The tea maker is a bit fussy; one has to be careful not to get water down the sides as it could cause an electrical short. But that is still far and away better than having to get up, put on water to boil, wait for the whistle, and get up again to measure and steep the tea.
I recently began using the automatic brew feature, which can be prepared the night before and set to turn itself on at a given time. It’s a delight to wake up to fresh tea and saves precious time before sitting down to write.
The biggest flaw in the device is the keep-warm feature, and it is threefold. Back in the seventies my friend’s mother had a saying I have long adopted: That thing was designed by some dumb man. Not very PC in the world we now live in, what she meant was the designer (who in those days had a high percentage of being male), had probably never set foot in the area or use for which it was intended (also a high percentage of being true then of males). But I digress. The maximum temperature of the warmer is 175 deg. F, which to my taste is tepid. The maximum time it keeps warm is sixty minutes. Who is going to drink 1 ½ litres in one hour? Certainly not me. And worst of all, once you have lifted the pot to pour a cuppa, you must re-set the warmer button. See, some dumb man who does not drink nor make his own tea designed the device. Of course I don’t necessarily think the designer is male, but ‘person’ and ‘their’ does not have the same punch, and some sayings are simply better left non-PC. I have taken to making a second pot in the morning. The overnight brew I pour into my thermos carafe, which does keep the tea hot enough for hours. The second pot I sip until it is too tepid to tolerate then slip the remaining cups into the microwave to heat (oh, sacrosanct!). This way I have enough tea for the entire day. I often alternate between caffeinated tea and herbal (my faves are Rooibos and Honeybush, both from South Africa, and have the look and feel of ‘real’ tea), depending on my whim.
I sometimes make fresh ginger and lemon tea for a break and it is fabulous for that. Much less fussy, and as mentioned elsewhere I am a lazy cook. I used to wrap the chopped ginger in pieces of cheesecloth, which I had to cut from large sheets as I could never find a proper size gauze, and tie up with string so the pieces didn’t enter the cup. The basket eliminates the necessity for all of that and furthermore there is a fine mesh strainer attached to the lid at the spout which catches any stray bits, cleans easily and is pure genius!
A bonus is the machine can be used as a ‘variable temperature’ kettle, however I’m not sure how useful that would be, as the tea is brewed in the carafe and would inherently impart a residual flavor.
But it is not just the convenience of it all that sold me. All types of tea (and yes, I sometimes toss in tea bags) made in the maker have and retain that crisp, clear taste only otherwise found by throwing a handful of tea straight into the pot of boiled water and dealing with the mess later. That is golden to me.
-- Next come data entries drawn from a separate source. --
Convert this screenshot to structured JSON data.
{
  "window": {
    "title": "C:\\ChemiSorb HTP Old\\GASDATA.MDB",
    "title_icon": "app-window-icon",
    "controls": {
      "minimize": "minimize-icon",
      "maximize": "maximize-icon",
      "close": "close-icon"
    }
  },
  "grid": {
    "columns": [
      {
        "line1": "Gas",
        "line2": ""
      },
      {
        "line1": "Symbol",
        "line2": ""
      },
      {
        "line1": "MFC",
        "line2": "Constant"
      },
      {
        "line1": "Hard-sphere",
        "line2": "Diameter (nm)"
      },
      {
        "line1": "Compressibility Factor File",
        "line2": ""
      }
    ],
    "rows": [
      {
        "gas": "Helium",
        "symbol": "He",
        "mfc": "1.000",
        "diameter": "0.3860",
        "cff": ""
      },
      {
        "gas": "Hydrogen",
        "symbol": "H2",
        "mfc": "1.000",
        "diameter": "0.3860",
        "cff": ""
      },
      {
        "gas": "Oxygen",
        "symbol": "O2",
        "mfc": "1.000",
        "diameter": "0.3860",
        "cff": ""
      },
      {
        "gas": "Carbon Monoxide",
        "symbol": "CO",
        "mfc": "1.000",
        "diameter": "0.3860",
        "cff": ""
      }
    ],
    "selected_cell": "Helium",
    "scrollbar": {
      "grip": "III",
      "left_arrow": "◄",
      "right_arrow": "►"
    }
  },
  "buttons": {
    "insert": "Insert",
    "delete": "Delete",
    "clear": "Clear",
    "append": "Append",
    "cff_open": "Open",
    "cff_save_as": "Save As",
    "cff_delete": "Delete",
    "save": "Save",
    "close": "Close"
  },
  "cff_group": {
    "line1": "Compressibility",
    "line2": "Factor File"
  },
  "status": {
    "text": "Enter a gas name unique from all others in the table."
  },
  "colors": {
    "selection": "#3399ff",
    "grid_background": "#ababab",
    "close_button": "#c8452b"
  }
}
It seems I am not the only one who sips tea all day. Recently Richard Branson posted a piece on LinkedIn entitled, Where I Work: Surrounded By People (and Swimming in Tea), about his casual outdoor office on his island, with staff and visitors coming and going. Beside him was not a cool iced drink as one might expect. He mentioned that the mug on the table beside him contained tea and that he always has some at hand. I smiled, imagining his staff fetching tea for him all day long. I wonder if they have discovered the magic of automatic tea makers…